What you need to do: Please return exactly the line that contains "Serialize everything readable" and every line after it, through the last line of the records below, with no pictures.

(Web page and app entries)
▬▬▬▬▬▬

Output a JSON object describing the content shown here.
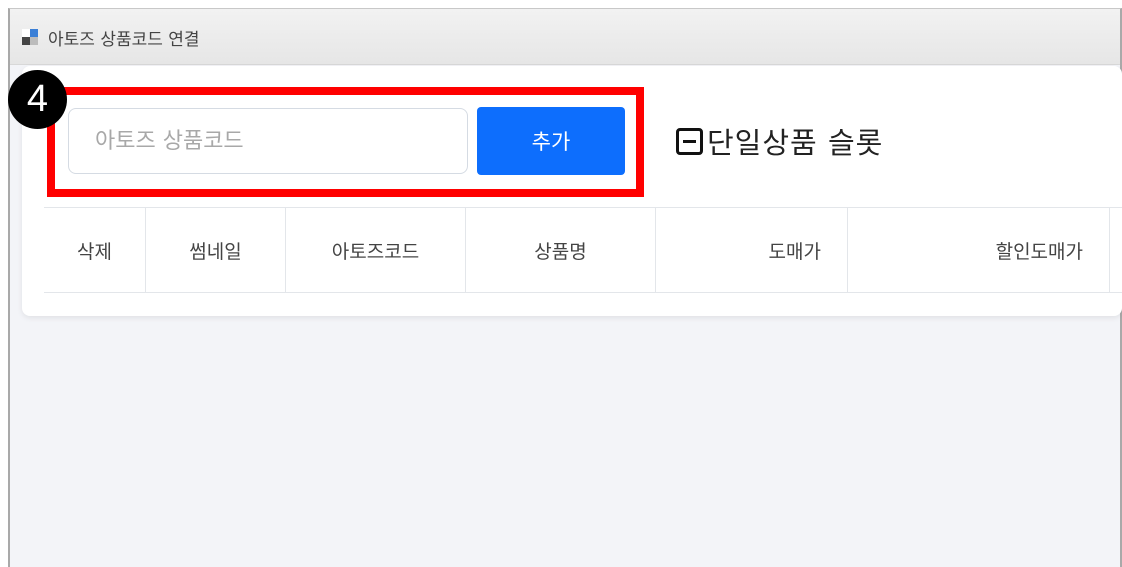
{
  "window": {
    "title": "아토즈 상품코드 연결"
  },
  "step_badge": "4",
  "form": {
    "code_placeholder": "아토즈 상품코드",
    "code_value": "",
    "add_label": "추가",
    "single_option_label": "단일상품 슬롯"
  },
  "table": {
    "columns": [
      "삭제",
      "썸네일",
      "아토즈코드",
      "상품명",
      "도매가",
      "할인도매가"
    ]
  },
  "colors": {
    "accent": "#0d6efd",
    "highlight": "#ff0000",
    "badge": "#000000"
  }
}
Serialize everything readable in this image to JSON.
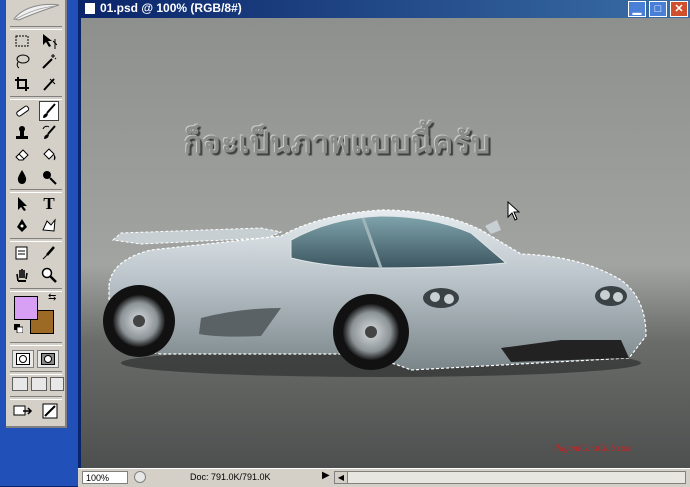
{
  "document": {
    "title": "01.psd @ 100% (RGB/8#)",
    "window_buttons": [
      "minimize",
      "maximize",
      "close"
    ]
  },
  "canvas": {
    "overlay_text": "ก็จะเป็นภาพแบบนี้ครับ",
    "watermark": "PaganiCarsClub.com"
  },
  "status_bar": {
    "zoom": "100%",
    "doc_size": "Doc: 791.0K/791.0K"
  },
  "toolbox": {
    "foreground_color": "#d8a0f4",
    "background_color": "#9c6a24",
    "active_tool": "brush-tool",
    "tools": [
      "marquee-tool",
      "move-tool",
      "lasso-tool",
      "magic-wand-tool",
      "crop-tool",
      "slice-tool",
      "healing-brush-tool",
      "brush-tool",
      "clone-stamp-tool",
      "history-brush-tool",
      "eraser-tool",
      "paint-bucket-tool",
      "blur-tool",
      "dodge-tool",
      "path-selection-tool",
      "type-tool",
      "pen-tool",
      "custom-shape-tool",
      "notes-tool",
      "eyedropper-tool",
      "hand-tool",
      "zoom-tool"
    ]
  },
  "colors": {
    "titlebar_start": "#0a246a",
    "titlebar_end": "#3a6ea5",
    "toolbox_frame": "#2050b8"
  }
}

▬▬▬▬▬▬

Your solution:
Serialize everything readable in this image to JSON.
{
  "document": {
    "title": "01.psd @ 100% (RGB/8#)",
    "window_buttons": [
      "minimize",
      "maximize",
      "close"
    ]
  },
  "canvas": {
    "overlay_text": "ก็จะเป็นภาพแบบนี้ครับ",
    "watermark": "PaganiCarsClub.com"
  },
  "status_bar": {
    "zoom": "100%",
    "doc_size": "Doc: 791.0K/791.0K"
  },
  "toolbox": {
    "foreground_color": "#d8a0f4",
    "background_color": "#9c6a24",
    "active_tool": "brush-tool",
    "tools": [
      "marquee-tool",
      "move-tool",
      "lasso-tool",
      "magic-wand-tool",
      "crop-tool",
      "slice-tool",
      "healing-brush-tool",
      "brush-tool",
      "clone-stamp-tool",
      "history-brush-tool",
      "eraser-tool",
      "paint-bucket-tool",
      "blur-tool",
      "dodge-tool",
      "path-selection-tool",
      "type-tool",
      "pen-tool",
      "custom-shape-tool",
      "notes-tool",
      "eyedropper-tool",
      "hand-tool",
      "zoom-tool"
    ]
  },
  "colors": {
    "titlebar_start": "#0a246a",
    "titlebar_end": "#3a6ea5",
    "toolbox_frame": "#2050b8"
  }
}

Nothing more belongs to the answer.